_YOUR ASSIGNMENT_.
Among the entries below, find the lines with "this" and copy them.

(Items from a dataset)
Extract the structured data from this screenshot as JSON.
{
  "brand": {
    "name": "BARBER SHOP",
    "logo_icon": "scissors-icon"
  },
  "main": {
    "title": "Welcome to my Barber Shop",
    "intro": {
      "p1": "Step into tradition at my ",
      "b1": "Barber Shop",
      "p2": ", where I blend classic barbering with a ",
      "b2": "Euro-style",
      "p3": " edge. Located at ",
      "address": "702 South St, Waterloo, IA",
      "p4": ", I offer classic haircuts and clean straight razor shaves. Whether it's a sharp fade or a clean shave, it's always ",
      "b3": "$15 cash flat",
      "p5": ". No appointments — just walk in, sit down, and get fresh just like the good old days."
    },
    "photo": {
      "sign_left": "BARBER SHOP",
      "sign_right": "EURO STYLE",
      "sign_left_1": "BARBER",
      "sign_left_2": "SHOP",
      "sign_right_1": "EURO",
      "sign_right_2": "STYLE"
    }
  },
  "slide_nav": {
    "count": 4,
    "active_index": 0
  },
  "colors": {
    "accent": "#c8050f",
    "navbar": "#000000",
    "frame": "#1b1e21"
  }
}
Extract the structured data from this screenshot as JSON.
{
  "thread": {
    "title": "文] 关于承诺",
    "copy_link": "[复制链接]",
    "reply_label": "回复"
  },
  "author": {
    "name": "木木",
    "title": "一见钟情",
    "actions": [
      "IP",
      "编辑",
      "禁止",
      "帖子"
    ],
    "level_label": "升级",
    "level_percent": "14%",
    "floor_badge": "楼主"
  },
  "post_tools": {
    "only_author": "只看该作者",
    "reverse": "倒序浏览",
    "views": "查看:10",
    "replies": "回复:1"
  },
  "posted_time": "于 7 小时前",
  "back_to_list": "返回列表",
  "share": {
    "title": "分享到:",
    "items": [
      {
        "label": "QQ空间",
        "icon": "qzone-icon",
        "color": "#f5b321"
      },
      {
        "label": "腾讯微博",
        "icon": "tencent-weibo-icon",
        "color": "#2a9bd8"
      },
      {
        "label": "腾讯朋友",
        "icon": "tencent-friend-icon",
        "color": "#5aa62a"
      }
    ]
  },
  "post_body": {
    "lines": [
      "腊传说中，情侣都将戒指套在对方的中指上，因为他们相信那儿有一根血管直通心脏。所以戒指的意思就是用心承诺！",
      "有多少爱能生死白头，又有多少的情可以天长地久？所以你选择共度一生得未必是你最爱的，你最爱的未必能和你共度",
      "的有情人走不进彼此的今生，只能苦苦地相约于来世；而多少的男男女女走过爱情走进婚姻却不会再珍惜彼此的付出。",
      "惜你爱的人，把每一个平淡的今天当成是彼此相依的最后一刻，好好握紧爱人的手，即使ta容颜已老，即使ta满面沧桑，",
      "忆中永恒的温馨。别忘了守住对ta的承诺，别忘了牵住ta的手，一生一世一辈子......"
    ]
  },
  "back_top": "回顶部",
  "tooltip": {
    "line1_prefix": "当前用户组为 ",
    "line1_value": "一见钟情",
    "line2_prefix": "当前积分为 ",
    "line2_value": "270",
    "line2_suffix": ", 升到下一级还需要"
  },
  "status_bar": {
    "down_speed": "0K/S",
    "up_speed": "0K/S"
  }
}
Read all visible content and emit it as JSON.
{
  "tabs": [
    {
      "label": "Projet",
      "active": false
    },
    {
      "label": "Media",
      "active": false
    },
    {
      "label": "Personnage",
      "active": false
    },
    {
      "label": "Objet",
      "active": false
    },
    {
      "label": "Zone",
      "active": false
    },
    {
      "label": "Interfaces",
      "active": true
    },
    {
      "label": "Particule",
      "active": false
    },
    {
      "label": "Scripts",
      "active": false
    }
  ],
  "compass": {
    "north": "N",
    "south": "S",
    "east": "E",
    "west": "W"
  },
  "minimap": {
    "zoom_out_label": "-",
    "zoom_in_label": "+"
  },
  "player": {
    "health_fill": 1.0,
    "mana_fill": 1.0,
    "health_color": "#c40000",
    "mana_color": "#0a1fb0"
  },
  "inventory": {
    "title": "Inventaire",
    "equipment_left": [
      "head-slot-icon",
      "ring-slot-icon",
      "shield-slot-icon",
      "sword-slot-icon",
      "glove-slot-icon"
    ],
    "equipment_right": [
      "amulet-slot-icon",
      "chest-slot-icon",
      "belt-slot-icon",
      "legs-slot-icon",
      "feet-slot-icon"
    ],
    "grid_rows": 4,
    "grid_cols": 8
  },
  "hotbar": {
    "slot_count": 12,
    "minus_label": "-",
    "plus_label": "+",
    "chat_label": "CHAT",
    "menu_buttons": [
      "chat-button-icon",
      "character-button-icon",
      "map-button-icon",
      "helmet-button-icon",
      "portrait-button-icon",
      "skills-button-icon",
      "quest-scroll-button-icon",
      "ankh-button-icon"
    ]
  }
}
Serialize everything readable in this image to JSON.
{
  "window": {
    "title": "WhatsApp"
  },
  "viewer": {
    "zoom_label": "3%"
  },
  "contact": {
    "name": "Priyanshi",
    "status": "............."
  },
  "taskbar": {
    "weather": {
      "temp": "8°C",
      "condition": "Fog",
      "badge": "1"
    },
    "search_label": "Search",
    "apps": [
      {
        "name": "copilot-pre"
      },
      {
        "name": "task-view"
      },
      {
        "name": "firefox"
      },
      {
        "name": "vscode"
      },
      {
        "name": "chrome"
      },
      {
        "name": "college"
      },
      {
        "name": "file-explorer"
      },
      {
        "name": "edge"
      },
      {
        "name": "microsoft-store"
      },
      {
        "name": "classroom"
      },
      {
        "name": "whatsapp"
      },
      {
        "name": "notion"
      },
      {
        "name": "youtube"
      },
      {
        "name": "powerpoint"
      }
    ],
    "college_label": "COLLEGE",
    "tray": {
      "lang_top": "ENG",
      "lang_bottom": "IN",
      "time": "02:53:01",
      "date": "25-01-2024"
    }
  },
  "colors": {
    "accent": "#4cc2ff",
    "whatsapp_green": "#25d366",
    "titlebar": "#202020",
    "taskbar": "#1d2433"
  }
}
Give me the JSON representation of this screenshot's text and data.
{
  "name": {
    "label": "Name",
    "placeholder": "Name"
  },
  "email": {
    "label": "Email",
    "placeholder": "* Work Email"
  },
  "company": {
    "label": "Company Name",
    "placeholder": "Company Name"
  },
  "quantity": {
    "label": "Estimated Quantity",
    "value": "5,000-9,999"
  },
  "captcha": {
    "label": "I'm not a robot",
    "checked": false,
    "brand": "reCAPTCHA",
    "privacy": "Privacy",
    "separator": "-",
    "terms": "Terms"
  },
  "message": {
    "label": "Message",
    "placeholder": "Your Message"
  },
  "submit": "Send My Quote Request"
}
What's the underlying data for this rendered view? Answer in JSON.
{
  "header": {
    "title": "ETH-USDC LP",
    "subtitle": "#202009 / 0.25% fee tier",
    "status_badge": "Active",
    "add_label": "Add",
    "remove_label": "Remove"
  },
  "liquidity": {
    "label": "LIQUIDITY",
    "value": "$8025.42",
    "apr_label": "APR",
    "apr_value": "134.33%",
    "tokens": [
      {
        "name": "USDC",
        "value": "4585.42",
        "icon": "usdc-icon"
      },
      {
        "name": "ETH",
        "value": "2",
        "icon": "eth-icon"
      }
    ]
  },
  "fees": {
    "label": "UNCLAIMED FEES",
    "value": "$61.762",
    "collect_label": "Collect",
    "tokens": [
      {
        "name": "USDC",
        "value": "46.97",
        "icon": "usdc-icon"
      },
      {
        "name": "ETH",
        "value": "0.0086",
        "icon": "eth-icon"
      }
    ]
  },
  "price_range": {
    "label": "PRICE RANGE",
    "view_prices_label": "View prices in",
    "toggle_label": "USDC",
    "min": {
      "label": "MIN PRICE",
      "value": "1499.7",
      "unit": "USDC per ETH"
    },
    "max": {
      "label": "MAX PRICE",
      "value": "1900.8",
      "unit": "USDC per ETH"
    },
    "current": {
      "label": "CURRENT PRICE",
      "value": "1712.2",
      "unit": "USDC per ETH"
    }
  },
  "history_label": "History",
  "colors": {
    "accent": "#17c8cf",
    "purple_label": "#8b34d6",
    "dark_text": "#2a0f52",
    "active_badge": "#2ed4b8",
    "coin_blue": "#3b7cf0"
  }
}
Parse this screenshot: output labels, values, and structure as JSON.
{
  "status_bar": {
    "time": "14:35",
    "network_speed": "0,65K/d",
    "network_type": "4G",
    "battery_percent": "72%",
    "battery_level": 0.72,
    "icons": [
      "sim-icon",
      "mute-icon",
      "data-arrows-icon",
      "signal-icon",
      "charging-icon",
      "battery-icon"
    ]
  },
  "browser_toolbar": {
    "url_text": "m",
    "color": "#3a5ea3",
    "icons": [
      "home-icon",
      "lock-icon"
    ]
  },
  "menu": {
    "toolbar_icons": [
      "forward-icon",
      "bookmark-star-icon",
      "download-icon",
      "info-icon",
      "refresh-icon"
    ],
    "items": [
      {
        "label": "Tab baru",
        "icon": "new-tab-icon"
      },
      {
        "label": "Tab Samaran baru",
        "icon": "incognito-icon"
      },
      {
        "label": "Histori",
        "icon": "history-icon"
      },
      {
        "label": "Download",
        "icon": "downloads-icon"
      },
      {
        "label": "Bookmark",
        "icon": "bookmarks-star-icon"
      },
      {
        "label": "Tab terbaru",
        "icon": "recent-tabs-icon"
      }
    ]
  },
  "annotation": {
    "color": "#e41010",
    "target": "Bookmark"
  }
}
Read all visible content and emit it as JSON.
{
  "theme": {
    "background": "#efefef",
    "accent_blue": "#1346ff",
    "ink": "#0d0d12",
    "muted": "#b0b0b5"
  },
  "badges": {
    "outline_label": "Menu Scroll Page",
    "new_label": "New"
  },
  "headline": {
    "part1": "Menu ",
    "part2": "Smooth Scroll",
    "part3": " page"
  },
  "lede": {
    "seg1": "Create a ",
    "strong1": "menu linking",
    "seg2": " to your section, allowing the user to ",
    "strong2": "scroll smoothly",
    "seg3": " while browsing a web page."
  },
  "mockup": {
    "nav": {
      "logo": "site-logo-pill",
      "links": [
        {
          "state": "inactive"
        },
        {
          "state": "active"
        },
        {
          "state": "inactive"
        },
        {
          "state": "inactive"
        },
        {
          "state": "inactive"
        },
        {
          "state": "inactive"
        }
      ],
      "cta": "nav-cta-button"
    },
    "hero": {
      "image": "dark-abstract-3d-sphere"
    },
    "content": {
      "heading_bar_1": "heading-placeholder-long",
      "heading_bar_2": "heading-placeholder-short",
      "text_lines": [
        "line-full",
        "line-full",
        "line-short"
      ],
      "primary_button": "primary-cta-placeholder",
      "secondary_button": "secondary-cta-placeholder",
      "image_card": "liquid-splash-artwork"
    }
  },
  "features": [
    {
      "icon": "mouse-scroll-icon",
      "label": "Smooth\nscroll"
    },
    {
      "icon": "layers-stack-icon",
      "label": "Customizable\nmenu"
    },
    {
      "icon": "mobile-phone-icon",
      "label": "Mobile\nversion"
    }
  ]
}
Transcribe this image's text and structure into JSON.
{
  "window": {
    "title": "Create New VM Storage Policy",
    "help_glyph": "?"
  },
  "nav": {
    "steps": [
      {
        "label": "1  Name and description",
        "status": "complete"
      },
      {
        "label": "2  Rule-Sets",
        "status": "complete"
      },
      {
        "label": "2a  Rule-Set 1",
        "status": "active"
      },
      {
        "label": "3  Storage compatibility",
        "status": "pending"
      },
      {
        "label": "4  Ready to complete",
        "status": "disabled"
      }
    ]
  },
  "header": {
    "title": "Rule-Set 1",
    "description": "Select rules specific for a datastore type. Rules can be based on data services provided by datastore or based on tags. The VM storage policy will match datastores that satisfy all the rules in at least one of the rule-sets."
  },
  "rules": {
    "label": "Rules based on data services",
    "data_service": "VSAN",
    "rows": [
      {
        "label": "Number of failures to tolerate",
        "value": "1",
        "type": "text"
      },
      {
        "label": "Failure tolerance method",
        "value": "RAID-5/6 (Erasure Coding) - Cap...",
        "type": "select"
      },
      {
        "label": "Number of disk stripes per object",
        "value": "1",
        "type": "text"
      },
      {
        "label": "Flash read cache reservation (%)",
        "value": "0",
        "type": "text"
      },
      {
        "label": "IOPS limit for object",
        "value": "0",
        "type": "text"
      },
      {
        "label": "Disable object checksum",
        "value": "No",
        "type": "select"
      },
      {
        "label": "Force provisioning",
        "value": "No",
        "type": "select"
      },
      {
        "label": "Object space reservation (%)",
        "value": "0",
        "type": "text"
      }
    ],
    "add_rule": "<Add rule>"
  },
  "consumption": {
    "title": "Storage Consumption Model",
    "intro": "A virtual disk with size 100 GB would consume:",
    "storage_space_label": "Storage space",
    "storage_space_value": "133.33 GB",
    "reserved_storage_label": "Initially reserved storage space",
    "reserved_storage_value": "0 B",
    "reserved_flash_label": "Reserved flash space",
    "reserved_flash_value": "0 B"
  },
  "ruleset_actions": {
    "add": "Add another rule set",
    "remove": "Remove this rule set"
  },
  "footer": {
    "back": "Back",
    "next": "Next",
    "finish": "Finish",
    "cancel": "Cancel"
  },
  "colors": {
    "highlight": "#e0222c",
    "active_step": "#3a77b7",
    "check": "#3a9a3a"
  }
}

_YOUR RESPONSE_.
Extract the structured data from this screenshot as JSON.
Extract the structured data from this screenshot as JSON.
Serialize everything readable in this image to JSON.
Give me the JSON representation of this screenshot's text and data.
What's the underlying data for this rendered view? Answer in JSON.
Parse this screenshot: output labels, values, and structure as JSON.
Transcribe this image's text and structure into JSON.
    "remove": "Remove this rule set"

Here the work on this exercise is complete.